● **Data supplied**
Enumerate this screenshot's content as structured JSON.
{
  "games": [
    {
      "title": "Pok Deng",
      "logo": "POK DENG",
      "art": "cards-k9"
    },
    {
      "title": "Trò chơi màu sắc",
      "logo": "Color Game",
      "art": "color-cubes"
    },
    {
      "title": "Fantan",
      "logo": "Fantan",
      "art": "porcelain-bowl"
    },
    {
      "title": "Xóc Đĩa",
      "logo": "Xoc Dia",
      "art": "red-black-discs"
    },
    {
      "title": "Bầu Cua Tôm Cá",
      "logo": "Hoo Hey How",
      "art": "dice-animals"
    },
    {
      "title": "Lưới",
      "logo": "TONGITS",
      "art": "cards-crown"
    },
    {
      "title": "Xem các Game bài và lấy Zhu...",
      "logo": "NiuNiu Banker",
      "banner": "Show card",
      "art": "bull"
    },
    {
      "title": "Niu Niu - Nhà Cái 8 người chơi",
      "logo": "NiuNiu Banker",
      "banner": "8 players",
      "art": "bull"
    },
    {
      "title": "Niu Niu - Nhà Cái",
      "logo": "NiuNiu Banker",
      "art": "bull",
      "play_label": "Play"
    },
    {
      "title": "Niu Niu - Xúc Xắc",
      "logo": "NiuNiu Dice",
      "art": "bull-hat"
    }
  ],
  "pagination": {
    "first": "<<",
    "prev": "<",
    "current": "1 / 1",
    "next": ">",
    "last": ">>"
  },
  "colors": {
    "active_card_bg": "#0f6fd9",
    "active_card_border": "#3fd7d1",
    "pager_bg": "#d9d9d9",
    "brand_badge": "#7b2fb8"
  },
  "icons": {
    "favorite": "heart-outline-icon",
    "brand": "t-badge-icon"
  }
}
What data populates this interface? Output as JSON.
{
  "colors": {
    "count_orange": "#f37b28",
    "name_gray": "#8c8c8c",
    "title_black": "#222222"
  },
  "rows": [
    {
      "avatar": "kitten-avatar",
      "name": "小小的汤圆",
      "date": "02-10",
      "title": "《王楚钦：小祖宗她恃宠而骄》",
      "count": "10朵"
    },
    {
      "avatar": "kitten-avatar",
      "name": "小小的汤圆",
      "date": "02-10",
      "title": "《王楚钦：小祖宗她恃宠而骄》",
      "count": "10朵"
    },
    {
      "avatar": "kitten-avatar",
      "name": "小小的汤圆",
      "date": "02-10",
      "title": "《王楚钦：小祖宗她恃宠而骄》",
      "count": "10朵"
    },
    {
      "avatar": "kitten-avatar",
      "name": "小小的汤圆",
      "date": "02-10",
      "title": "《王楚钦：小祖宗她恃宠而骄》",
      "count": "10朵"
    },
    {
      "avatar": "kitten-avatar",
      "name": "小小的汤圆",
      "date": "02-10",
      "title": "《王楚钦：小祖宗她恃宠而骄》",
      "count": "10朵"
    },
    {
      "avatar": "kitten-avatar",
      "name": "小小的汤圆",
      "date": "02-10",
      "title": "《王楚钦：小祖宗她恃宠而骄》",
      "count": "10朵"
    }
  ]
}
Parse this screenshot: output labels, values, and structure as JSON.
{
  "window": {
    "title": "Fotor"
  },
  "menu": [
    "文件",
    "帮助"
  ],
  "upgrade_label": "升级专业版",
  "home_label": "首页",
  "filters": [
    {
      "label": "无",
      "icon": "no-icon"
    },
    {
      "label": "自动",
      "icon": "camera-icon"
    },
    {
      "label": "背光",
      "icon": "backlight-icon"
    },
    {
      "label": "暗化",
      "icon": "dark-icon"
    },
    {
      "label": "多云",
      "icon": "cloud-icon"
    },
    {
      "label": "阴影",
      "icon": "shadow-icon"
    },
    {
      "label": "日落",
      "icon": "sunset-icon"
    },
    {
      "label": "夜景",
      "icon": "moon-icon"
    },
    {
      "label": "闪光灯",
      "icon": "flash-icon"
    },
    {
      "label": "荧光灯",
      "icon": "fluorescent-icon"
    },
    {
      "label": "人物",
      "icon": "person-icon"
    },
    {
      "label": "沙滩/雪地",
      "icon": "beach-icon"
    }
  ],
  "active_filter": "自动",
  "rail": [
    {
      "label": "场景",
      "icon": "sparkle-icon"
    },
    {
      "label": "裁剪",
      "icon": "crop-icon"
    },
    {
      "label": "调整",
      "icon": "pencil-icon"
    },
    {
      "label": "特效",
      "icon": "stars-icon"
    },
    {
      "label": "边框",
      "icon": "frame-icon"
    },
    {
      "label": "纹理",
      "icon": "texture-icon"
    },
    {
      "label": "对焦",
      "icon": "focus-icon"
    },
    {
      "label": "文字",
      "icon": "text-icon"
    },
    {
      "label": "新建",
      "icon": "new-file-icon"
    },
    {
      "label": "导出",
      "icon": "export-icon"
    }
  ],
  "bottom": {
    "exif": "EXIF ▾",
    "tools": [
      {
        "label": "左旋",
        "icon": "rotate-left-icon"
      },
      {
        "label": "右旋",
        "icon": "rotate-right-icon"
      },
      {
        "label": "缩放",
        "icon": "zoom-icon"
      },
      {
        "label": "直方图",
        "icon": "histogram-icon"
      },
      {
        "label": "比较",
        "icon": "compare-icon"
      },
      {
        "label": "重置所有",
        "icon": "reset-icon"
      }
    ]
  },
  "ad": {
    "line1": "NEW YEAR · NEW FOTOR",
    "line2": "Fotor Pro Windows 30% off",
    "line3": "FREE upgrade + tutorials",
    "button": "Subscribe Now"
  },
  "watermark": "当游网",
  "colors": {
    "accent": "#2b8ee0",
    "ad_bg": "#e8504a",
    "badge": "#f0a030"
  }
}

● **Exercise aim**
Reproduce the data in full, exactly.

● **Problem solution**
Enumerate this screenshot's content as structured JSON.
{
  "games": [
    {
      "title": "Pok Deng",
      "logo": "POK DENG",
      "art": "cards-k9"
    },
    {
      "title": "Trò chơi màu sắc",
      "logo": "Color Game",
      "art": "color-cubes"
    },
    {
      "title": "Fantan",
      "logo": "Fantan",
      "art": "porcelain-bowl"
    },
    {
      "title": "Xóc Đĩa",
      "logo": "Xoc Dia",
      "art": "red-black-discs"
    },
    {
      "title": "Bầu Cua Tôm Cá",
      "logo": "Hoo Hey How",
      "art": "dice-animals"
    },
    {
      "title": "Lưới",
      "logo": "TONGITS",
      "art": "cards-crown"
    },
    {
      "title": "Xem các Game bài và lấy Zhu...",
      "logo": "NiuNiu Banker",
      "banner": "Show card",
      "art": "bull"
    },
    {
      "title": "Niu Niu - Nhà Cái 8 người chơi",
      "logo": "NiuNiu Banker",
      "banner": "8 players",
      "art": "bull"
    },
    {
      "title": "Niu Niu - Nhà Cái",
      "logo": "NiuNiu Banker",
      "art": "bull",
      "play_label": "Play"
    },
    {
      "title": "Niu Niu - Xúc Xắc",
      "logo": "NiuNiu Dice",
      "art": "bull-hat"
    }
  ],
  "pagination": {
    "first": "<<",
    "prev": "<",
    "current": "1 / 1",
    "next": ">",
    "last": ">>"
  },
  "colors": {
    "active_card_bg": "#0f6fd9",
    "active_card_border": "#3fd7d1",
    "pager_bg": "#d9d9d9",
    "brand_badge": "#7b2fb8"
  },
  "icons": {
    "favorite": "heart-outline-icon",
    "brand": "t-badge-icon"
  }
}
What data populates this interface? Output as JSON.
{
  "colors": {
    "count_orange": "#f37b28",
    "name_gray": "#8c8c8c",
    "title_black": "#222222"
  },
  "rows": [
    {
      "avatar": "kitten-avatar",
      "name": "小小的汤圆",
      "date": "02-10",
      "title": "《王楚钦：小祖宗她恃宠而骄》",
      "count": "10朵"
    },
    {
      "avatar": "kitten-avatar",
      "name": "小小的汤圆",
      "date": "02-10",
      "title": "《王楚钦：小祖宗她恃宠而骄》",
      "count": "10朵"
    },
    {
      "avatar": "kitten-avatar",
      "name": "小小的汤圆",
      "date": "02-10",
      "title": "《王楚钦：小祖宗她恃宠而骄》",
      "count": "10朵"
    },
    {
      "avatar": "kitten-avatar",
      "name": "小小的汤圆",
      "date": "02-10",
      "title": "《王楚钦：小祖宗她恃宠而骄》",
      "count": "10朵"
    },
    {
      "avatar": "kitten-avatar",
      "name": "小小的汤圆",
      "date": "02-10",
      "title": "《王楚钦：小祖宗她恃宠而骄》",
      "count": "10朵"
    },
    {
      "avatar": "kitten-avatar",
      "name": "小小的汤圆",
      "date": "02-10",
      "title": "《王楚钦：小祖宗她恃宠而骄》",
      "count": "10朵"
    }
  ]
}
Parse this screenshot: output labels, values, and structure as JSON.
{
  "window": {
    "title": "Fotor"
  },
  "menu": [
    "文件",
    "帮助"
  ],
  "upgrade_label": "升级专业版",
  "home_label": "首页",
  "filters": [
    {
      "label": "无",
      "icon": "no-icon"
    },
    {
      "label": "自动",
      "icon": "camera-icon"
    },
    {
      "label": "背光",
      "icon": "backlight-icon"
    },
    {
      "label": "暗化",
      "icon": "dark-icon"
    },
    {
      "label": "多云",
      "icon": "cloud-icon"
    },
    {
      "label": "阴影",
      "icon": "shadow-icon"
    },
    {
      "label": "日落",
      "icon": "sunset-icon"
    },
    {
      "label": "夜景",
      "icon": "moon-icon"
    },
    {
      "label": "闪光灯",
      "icon": "flash-icon"
    },
    {
      "label": "荧光灯",
      "icon": "fluorescent-icon"
    },
    {
      "label": "人物",
      "icon": "person-icon"
    },
    {
      "label": "沙滩/雪地",
      "icon": "beach-icon"
    }
  ],
  "active_filter": "自动",
  "rail": [
    {
      "label": "场景",
      "icon": "sparkle-icon"
    },
    {
      "label": "裁剪",
      "icon": "crop-icon"
    },
    {
      "label": "调整",
      "icon": "pencil-icon"
    },
    {
      "label": "特效",
      "icon": "stars-icon"
    },
    {
      "label": "边框",
      "icon": "frame-icon"
    },
    {
      "label": "纹理",
      "icon": "texture-icon"
    },
    {
      "label": "对焦",
      "icon": "focus-icon"
    },
    {
      "label": "文字",
      "icon": "text-icon"
    },
    {
      "label": "新建",
      "icon": "new-file-icon"
    },
    {
      "label": "导出",
      "icon": "export-icon"
    }
  ],
  "bottom": {
    "exif": "EXIF ▾",
    "tools": [
      {
        "label": "左旋",
        "icon": "rotate-left-icon"
      },
      {
        "label": "右旋",
        "icon": "rotate-right-icon"
      },
      {
        "label": "缩放",
        "icon": "zoom-icon"
      },
      {
        "label": "直方图",
        "icon": "histogram-icon"
      },
      {
        "label": "比较",
        "icon": "compare-icon"
      },
      {
        "label": "重置所有",
        "icon": "reset-icon"
      }
    ]
  },
  "ad": {
    "line1": "NEW YEAR · NEW FOTOR",
    "line2": "Fotor Pro Windows 30% off",
    "line3": "FREE upgrade + tutorials",
    "button": "Subscribe Now"
  },
  "watermark": "当游网",
  "colors": {
    "accent": "#2b8ee0",
    "ad_bg": "#e8504a",
    "badge": "#f0a030"
  }
}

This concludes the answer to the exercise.